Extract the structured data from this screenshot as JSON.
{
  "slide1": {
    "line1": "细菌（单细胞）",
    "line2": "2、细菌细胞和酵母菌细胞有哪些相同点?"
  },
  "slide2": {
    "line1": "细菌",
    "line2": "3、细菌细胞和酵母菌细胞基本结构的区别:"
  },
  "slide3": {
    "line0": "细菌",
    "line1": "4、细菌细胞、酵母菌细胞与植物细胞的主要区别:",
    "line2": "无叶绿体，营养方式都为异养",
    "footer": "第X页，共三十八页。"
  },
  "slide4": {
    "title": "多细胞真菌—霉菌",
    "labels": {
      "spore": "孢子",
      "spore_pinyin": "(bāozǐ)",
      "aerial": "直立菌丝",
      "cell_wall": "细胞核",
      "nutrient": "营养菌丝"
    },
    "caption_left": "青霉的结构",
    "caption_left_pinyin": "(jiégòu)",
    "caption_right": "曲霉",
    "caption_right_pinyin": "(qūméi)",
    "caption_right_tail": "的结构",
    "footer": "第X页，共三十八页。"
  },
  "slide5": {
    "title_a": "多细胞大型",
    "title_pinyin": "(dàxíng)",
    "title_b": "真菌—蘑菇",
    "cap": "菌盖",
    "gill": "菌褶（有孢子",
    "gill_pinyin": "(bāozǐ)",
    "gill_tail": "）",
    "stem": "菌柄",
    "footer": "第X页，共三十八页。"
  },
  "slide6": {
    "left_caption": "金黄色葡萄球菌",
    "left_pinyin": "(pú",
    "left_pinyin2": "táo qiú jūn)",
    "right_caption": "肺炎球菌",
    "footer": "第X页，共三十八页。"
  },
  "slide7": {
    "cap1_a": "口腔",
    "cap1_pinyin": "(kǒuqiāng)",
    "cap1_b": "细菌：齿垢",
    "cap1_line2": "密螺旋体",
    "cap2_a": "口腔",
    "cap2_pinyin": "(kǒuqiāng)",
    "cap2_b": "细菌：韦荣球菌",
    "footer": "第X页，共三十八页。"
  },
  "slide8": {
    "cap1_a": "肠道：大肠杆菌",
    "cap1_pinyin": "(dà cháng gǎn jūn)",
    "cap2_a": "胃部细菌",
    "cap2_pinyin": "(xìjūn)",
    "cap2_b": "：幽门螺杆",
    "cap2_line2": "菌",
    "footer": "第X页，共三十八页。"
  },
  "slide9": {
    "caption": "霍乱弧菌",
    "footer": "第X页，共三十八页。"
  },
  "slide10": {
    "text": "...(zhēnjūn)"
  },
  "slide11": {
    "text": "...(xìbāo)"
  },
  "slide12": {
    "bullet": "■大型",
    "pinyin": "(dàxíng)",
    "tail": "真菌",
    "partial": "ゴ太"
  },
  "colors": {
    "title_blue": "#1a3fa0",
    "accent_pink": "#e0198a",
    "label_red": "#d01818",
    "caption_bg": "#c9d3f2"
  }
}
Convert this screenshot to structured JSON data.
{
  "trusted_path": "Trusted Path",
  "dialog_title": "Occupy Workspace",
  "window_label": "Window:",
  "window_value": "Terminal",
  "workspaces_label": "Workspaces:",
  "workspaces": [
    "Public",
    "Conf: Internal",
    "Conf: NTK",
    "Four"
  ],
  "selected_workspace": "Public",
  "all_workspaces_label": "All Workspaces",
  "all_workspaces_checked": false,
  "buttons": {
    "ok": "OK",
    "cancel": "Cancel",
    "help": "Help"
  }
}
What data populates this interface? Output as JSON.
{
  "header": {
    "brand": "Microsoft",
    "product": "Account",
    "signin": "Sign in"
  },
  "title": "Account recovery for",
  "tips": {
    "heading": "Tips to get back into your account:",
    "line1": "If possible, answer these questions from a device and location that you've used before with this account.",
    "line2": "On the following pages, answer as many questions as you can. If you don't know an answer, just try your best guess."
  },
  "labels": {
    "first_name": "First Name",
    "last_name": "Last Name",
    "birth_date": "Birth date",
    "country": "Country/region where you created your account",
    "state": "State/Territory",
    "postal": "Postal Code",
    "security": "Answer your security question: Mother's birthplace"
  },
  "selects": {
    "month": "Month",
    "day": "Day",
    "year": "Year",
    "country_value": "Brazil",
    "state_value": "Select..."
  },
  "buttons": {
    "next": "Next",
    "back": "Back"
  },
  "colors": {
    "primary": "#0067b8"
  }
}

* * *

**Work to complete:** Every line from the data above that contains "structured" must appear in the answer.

**Solution to the exercise:**
Extract the structured data from this screenshot as JSON.
Convert this screenshot to structured JSON data.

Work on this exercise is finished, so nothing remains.